* **Your task**
Among the entries below, how many lines include "false"? Give the number alone.

* **Data about app and page elements**
::::

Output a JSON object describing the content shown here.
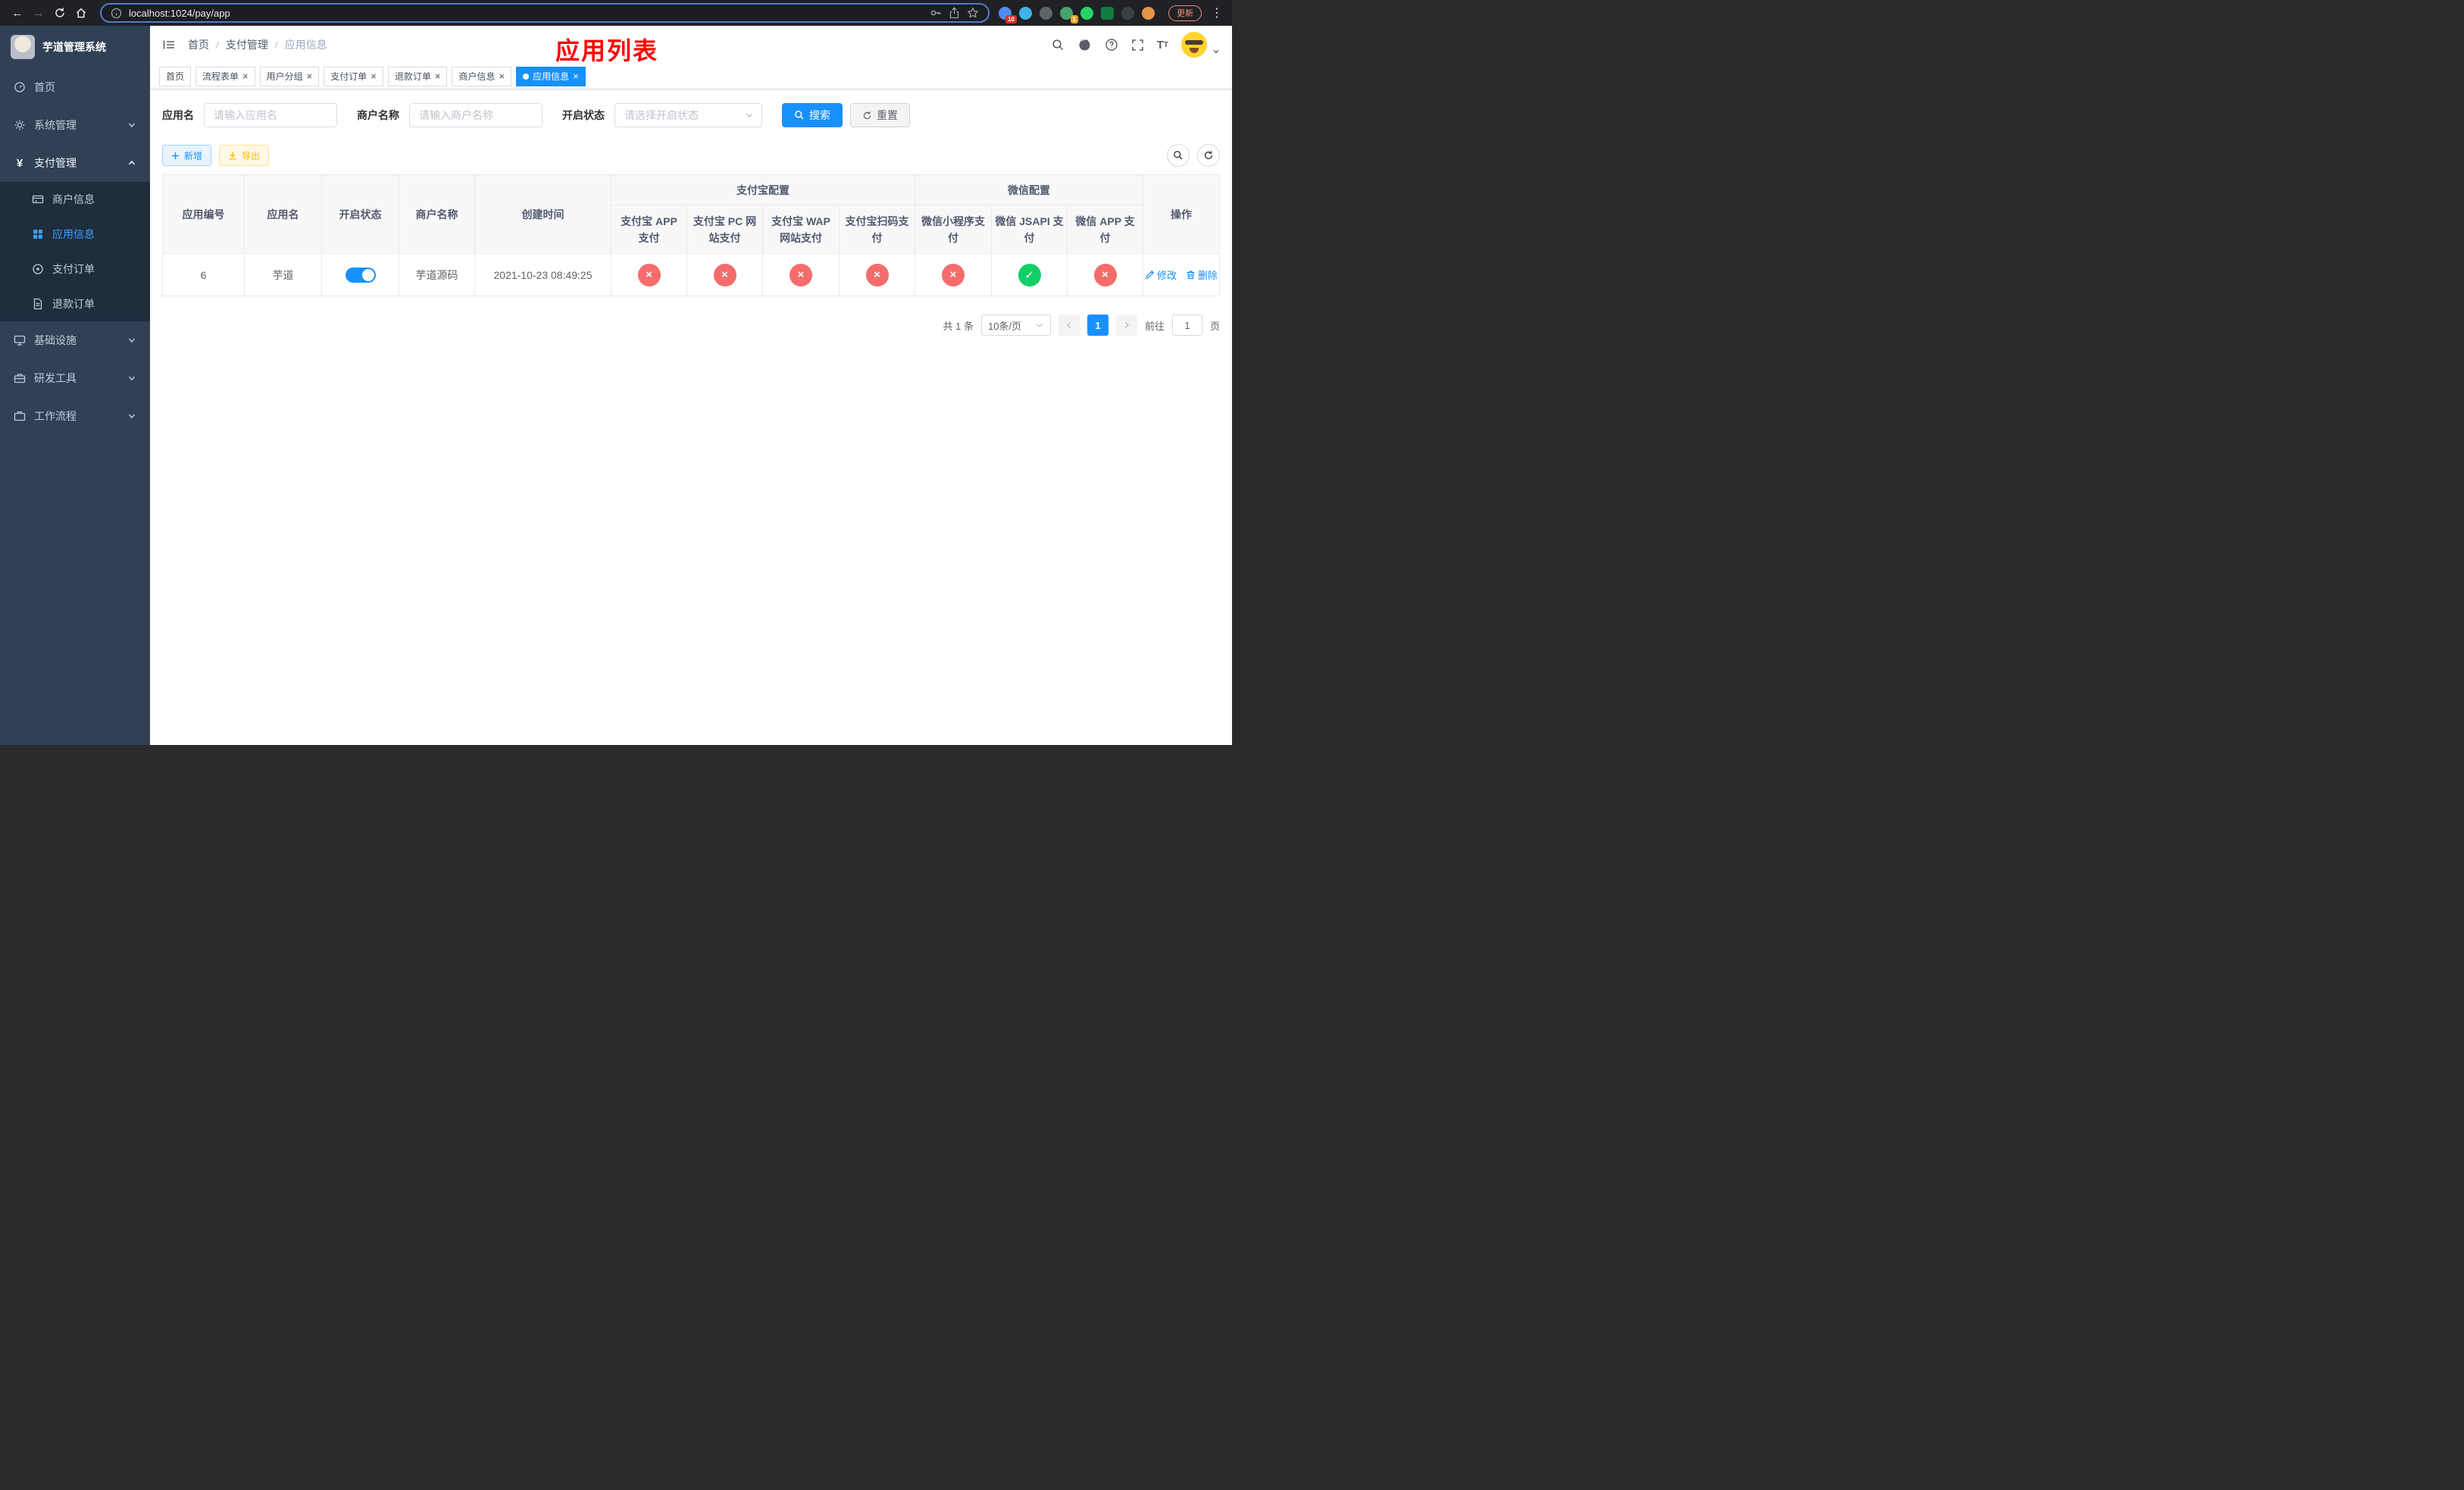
{
  "browser": {
    "url": "localhost:1024/pay/app",
    "update_label": "更新",
    "badge_1": "10",
    "badge_2": "1"
  },
  "sidebar": {
    "logo_title": "芋道管理系统",
    "menu_home": "首页",
    "menu_system": "系统管理",
    "menu_payment": "支付管理",
    "menu_merchant": "商户信息",
    "menu_app": "应用信息",
    "menu_pay_order": "支付订单",
    "menu_refund_order": "退款订单",
    "menu_infra": "基础设施",
    "menu_dev": "研发工具",
    "menu_workflow": "工作流程"
  },
  "header": {
    "breadcrumb_home": "首页",
    "breadcrumb_section": "支付管理",
    "breadcrumb_current": "应用信息",
    "page_title": "应用列表"
  },
  "tabs": {
    "items": [
      {
        "label": "首页"
      },
      {
        "label": "流程表单"
      },
      {
        "label": "用户分组"
      },
      {
        "label": "支付订单"
      },
      {
        "label": "退款订单"
      },
      {
        "label": "商户信息"
      },
      {
        "label": "应用信息"
      }
    ]
  },
  "filters": {
    "app_name_label": "应用名",
    "app_name_placeholder": "请输入应用名",
    "merchant_label": "商户名称",
    "merchant_placeholder": "请输入商户名称",
    "status_label": "开启状态",
    "status_placeholder": "请选择开启状态",
    "search_label": "搜索",
    "reset_label": "重置"
  },
  "toolbar": {
    "add_label": "新增",
    "export_label": "导出"
  },
  "table": {
    "columns": {
      "app_id": "应用编号",
      "app_name": "应用名",
      "status": "开启状态",
      "merchant_name": "商户名称",
      "create_time": "创建时间",
      "alipay_group": "支付宝配置",
      "wechat_group": "微信配置",
      "alipay_app": "支付宝 APP 支付",
      "alipay_pc": "支付宝 PC 网站支付",
      "alipay_wap": "支付宝 WAP 网站支付",
      "alipay_qr": "支付宝扫码支付",
      "wechat_lite": "微信小程序支付",
      "wechat_jsapi": "微信 JSAPI 支付",
      "wechat_app": "微信 APP 支付",
      "actions": "操作"
    },
    "row": {
      "app_id": "6",
      "app_name": "芋道",
      "enabled": true,
      "merchant_name": "芋道源码",
      "create_time": "2021-10-23 08:49:25",
      "configs": {
        "alipay_app": false,
        "alipay_pc": false,
        "alipay_wap": false,
        "alipay_qr": false,
        "wechat_lite": false,
        "wechat_jsapi": true,
        "wechat_app": false
      },
      "edit_label": "修改",
      "delete_label": "删除"
    }
  },
  "pagination": {
    "total": "共 1 条",
    "page_size": "10条/页",
    "page": "1",
    "goto_label": "前往",
    "goto_value": "1",
    "unit": "页"
  },
  "colors": {
    "primary": "#1890ff",
    "success": "#13ce66",
    "danger": "#f56c6c",
    "sidebar_bg": "#304156",
    "submenu_bg": "#1f2d3d",
    "title_red": "#ff0000"
  }
}
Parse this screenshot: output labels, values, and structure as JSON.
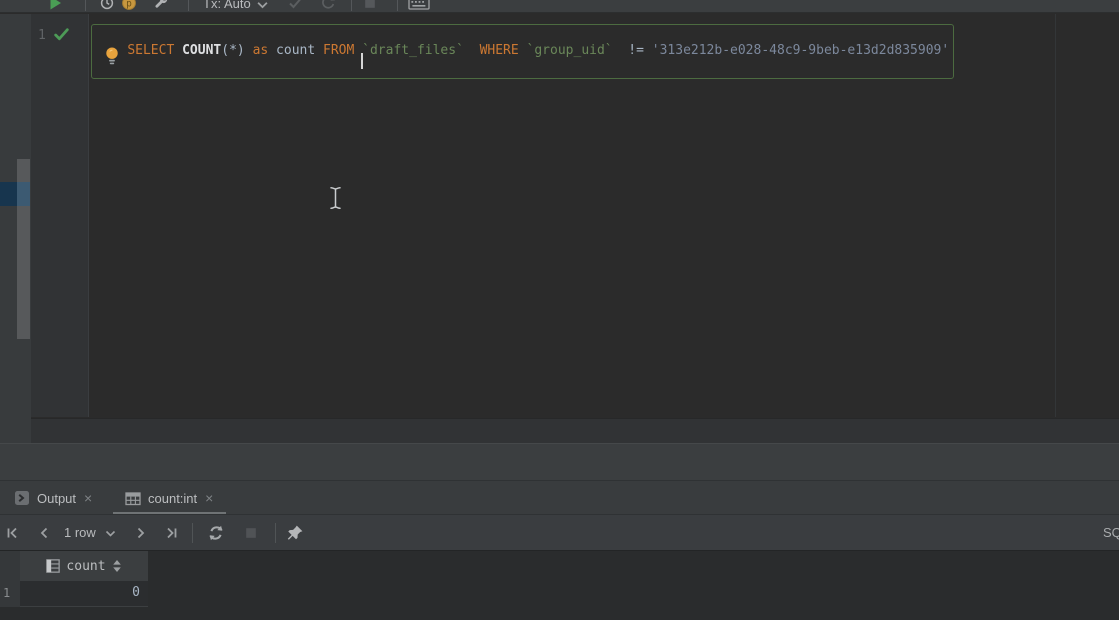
{
  "palette": {
    "editor_background": "#2b2b2b",
    "panel_background": "#3b3e40",
    "keyword_color": "#cc7832",
    "quoted_identifier_color": "#6a8759",
    "string_literal_color": "#7c889c",
    "statement_highlight_border": "#4c6b40",
    "success_check_green": "#4d9b57",
    "run_button_green": "#4a9e55",
    "bulb_orange": "#e8a33d",
    "selection_blue": "#17354e"
  },
  "top_toolbar": {
    "tx_mode_label": "Tx: Auto",
    "icons": [
      "run-icon",
      "history-clock-icon",
      "coin-icon",
      "wrench-icon",
      "commit-check-icon",
      "rollback-icon",
      "stop-icon",
      "keyboard-icon"
    ]
  },
  "editor": {
    "line_number": "1",
    "line_status": "executed-success",
    "caret_before_index": 10,
    "sql": [
      {
        "t": "SELECT ",
        "type": "keyword"
      },
      {
        "t": "COUNT",
        "type": "function"
      },
      {
        "t": "(",
        "type": "plain"
      },
      {
        "t": "*",
        "type": "plain"
      },
      {
        "t": ") ",
        "type": "plain"
      },
      {
        "t": "as",
        "type": "keyword"
      },
      {
        "t": " ",
        "type": "plain"
      },
      {
        "t": "count",
        "type": "plain"
      },
      {
        "t": " ",
        "type": "plain"
      },
      {
        "t": "FROM ",
        "type": "keyword"
      },
      {
        "t": "`draft_files`",
        "type": "identifier"
      },
      {
        "t": "  ",
        "type": "plain"
      },
      {
        "t": "WHERE",
        "type": "keyword"
      },
      {
        "t": " ",
        "type": "plain"
      },
      {
        "t": "`group_uid`",
        "type": "identifier"
      },
      {
        "t": "  ",
        "type": "plain"
      },
      {
        "t": "!=",
        "type": "operator"
      },
      {
        "t": " ",
        "type": "plain"
      },
      {
        "t": "'313e212b-e028-48c9-9beb-e13d2d835909'",
        "type": "string"
      }
    ]
  },
  "bottom_panel": {
    "ui": {
      "close_glyph": "×"
    },
    "tabs": [
      {
        "label": "Output",
        "icon": "terminal-icon",
        "active": false
      },
      {
        "label": "count:int",
        "icon": "table-icon",
        "active": true
      }
    ],
    "toolbar": {
      "pagination_label": "1 row",
      "datasource_label": "SQ",
      "icons": [
        "first-page-icon",
        "previous-page-icon",
        "next-page-icon",
        "last-page-icon",
        "refresh-icon",
        "stop-icon",
        "pin-icon"
      ]
    },
    "grid": {
      "column_header": "count",
      "rows": [
        {
          "n": "1",
          "count": "0"
        }
      ]
    }
  }
}
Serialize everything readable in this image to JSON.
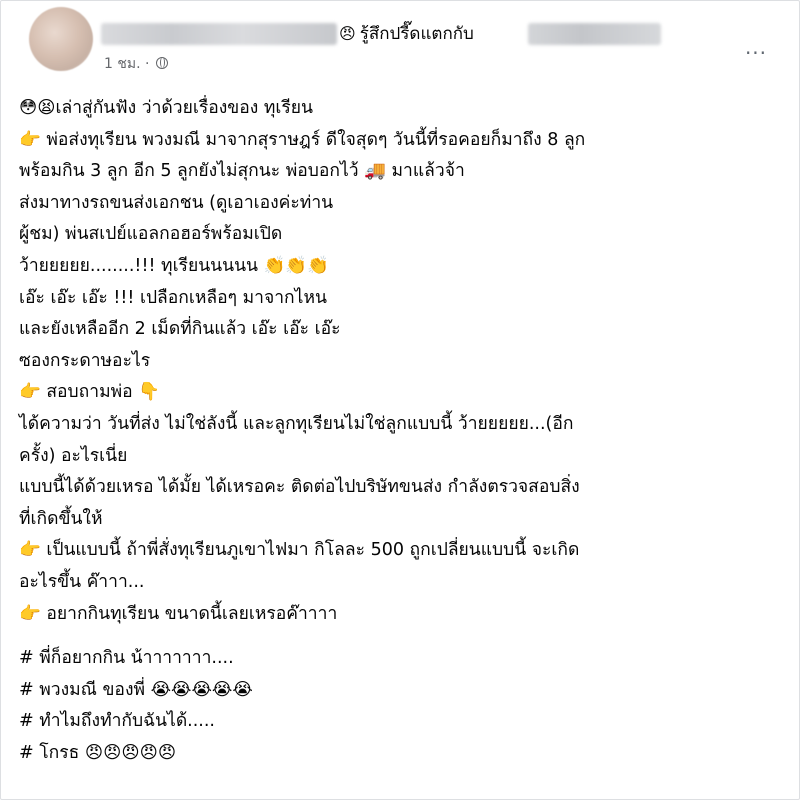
{
  "post": {
    "header": {
      "feeling_emoji": "😠",
      "feeling_text": "รู้สึกปรี๊ดแตกกับ",
      "time": "1 ชม.",
      "privacy_separator": "·",
      "more_icon_glyph": "···"
    },
    "body_lines": [
      "😳😫เล่าสู่กันฟัง ว่าด้วยเรื่องของ ทุเรียน",
      "👉 พ่อส่งทุเรียน พวงมณี มาจากสุราษฎร์ ดีใจสุดๆ วันนี้ที่รอคอยก็มาถึง 8 ลูก",
      "พร้อมกิน 3 ลูก อีก 5 ลูกยังไม่สุกนะ พ่อบอกไว้ 🚚 มาแล้วจ้า",
      "ส่งมาทางรถขนส่งเอกชน (ดูเอาเองค่ะท่าน",
      "ผู้ชม) พ่นสเปย์แอลกอฮอร์พร้อมเปิด",
      "ว้ายยยยย........!!! ทุเรียนนนนน 👏👏👏",
      "เอ๊ะ เอ๊ะ เอ๊ะ !!! เปลือกเหลือๆ มาจากไหน",
      "และยังเหลืออีก 2 เม็ดที่กินแล้ว เอ๊ะ เอ๊ะ เอ๊ะ",
      "ซองกระดาษอะไร",
      "👉 สอบถามพ่อ 👇",
      "ได้ความว่า วันที่ส่ง ไม่ใช่ลังนี้ และลูกทุเรียนไม่ใช่ลูกแบบนี้ ว้ายยยยย...(อีก",
      "ครั้ง) อะไรเนี่ย",
      "แบบนี้ได้ด้วยเหรอ ได้มั้ย ได้เหรอคะ  ติดต่อไปบริษัทขนส่ง กำลังตรวจสอบสิ่ง",
      "ที่เกิดขึ้นให้",
      "👉 เป็นแบบนี้ ถ้าพี่สั่งทุเรียนภูเขาไฟมา กิโลละ 500 ถูกเปลี่ยนแบบนี้ จะเกิด",
      "อะไรขึ้น ค๊าาา...",
      "👉 อยากกินทุเรียน ขนาดนี้เลยเหรอค๊าาาา"
    ],
    "hashtag_lines": [
      "# พี่ก็อยากกิน น้าาาาาาา....",
      "# พวงมณี ของพี่ 😭😭😭😭😭",
      "# ทำไมถึงทำกับฉันได้.....",
      "# โกรธ 😠😠😠😠😠"
    ]
  }
}
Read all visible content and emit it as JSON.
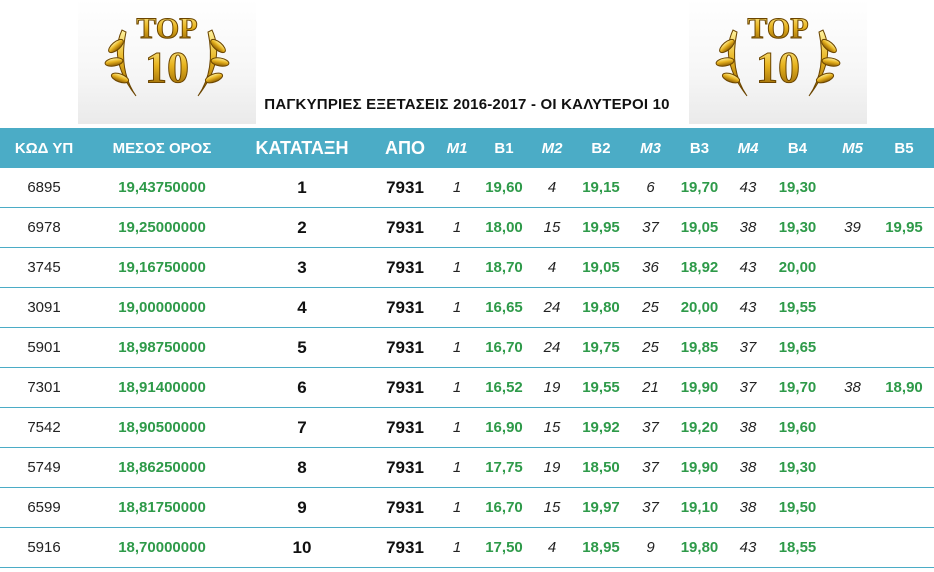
{
  "title": "ΠΑΓΚΥΠΡΙΕΣ ΕΞΕΤΑΣΕΙΣ 2016-2017 - ΟΙ ΚΑΛΥΤΕΡΟΙ 10",
  "badge": {
    "top": "TOP",
    "number": "10",
    "icon": "laurel-trophy-icon"
  },
  "colors": {
    "header_bg": "#4bacc6",
    "green": "#2e9a49"
  },
  "headers": [
    "ΚΩΔ ΥΠ",
    "ΜΕΣΟΣ ΟΡΟΣ",
    "ΚΑΤΑΤΑΞΗ",
    "ΑΠΟ",
    "Μ1",
    "Β1",
    "Μ2",
    "Β2",
    "Μ3",
    "Β3",
    "Μ4",
    "Β4",
    "Μ5",
    "Β5"
  ],
  "rows": [
    {
      "code": "6895",
      "avg": "19,43750000",
      "rank": "1",
      "apo": "7931",
      "m1": "1",
      "b1": "19,60",
      "m2": "4",
      "b2": "19,15",
      "m3": "6",
      "b3": "19,70",
      "m4": "43",
      "b4": "19,30",
      "m5": "",
      "b5": ""
    },
    {
      "code": "6978",
      "avg": "19,25000000",
      "rank": "2",
      "apo": "7931",
      "m1": "1",
      "b1": "18,00",
      "m2": "15",
      "b2": "19,95",
      "m3": "37",
      "b3": "19,05",
      "m4": "38",
      "b4": "19,30",
      "m5": "39",
      "b5": "19,95"
    },
    {
      "code": "3745",
      "avg": "19,16750000",
      "rank": "3",
      "apo": "7931",
      "m1": "1",
      "b1": "18,70",
      "m2": "4",
      "b2": "19,05",
      "m3": "36",
      "b3": "18,92",
      "m4": "43",
      "b4": "20,00",
      "m5": "",
      "b5": ""
    },
    {
      "code": "3091",
      "avg": "19,00000000",
      "rank": "4",
      "apo": "7931",
      "m1": "1",
      "b1": "16,65",
      "m2": "24",
      "b2": "19,80",
      "m3": "25",
      "b3": "20,00",
      "m4": "43",
      "b4": "19,55",
      "m5": "",
      "b5": ""
    },
    {
      "code": "5901",
      "avg": "18,98750000",
      "rank": "5",
      "apo": "7931",
      "m1": "1",
      "b1": "16,70",
      "m2": "24",
      "b2": "19,75",
      "m3": "25",
      "b3": "19,85",
      "m4": "37",
      "b4": "19,65",
      "m5": "",
      "b5": ""
    },
    {
      "code": "7301",
      "avg": "18,91400000",
      "rank": "6",
      "apo": "7931",
      "m1": "1",
      "b1": "16,52",
      "m2": "19",
      "b2": "19,55",
      "m3": "21",
      "b3": "19,90",
      "m4": "37",
      "b4": "19,70",
      "m5": "38",
      "b5": "18,90"
    },
    {
      "code": "7542",
      "avg": "18,90500000",
      "rank": "7",
      "apo": "7931",
      "m1": "1",
      "b1": "16,90",
      "m2": "15",
      "b2": "19,92",
      "m3": "37",
      "b3": "19,20",
      "m4": "38",
      "b4": "19,60",
      "m5": "",
      "b5": ""
    },
    {
      "code": "5749",
      "avg": "18,86250000",
      "rank": "8",
      "apo": "7931",
      "m1": "1",
      "b1": "17,75",
      "m2": "19",
      "b2": "18,50",
      "m3": "37",
      "b3": "19,90",
      "m4": "38",
      "b4": "19,30",
      "m5": "",
      "b5": ""
    },
    {
      "code": "6599",
      "avg": "18,81750000",
      "rank": "9",
      "apo": "7931",
      "m1": "1",
      "b1": "16,70",
      "m2": "15",
      "b2": "19,97",
      "m3": "37",
      "b3": "19,10",
      "m4": "38",
      "b4": "19,50",
      "m5": "",
      "b5": ""
    },
    {
      "code": "5916",
      "avg": "18,70000000",
      "rank": "10",
      "apo": "7931",
      "m1": "1",
      "b1": "17,50",
      "m2": "4",
      "b2": "18,95",
      "m3": "9",
      "b3": "19,80",
      "m4": "43",
      "b4": "18,55",
      "m5": "",
      "b5": ""
    }
  ]
}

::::

* **Task answer**
7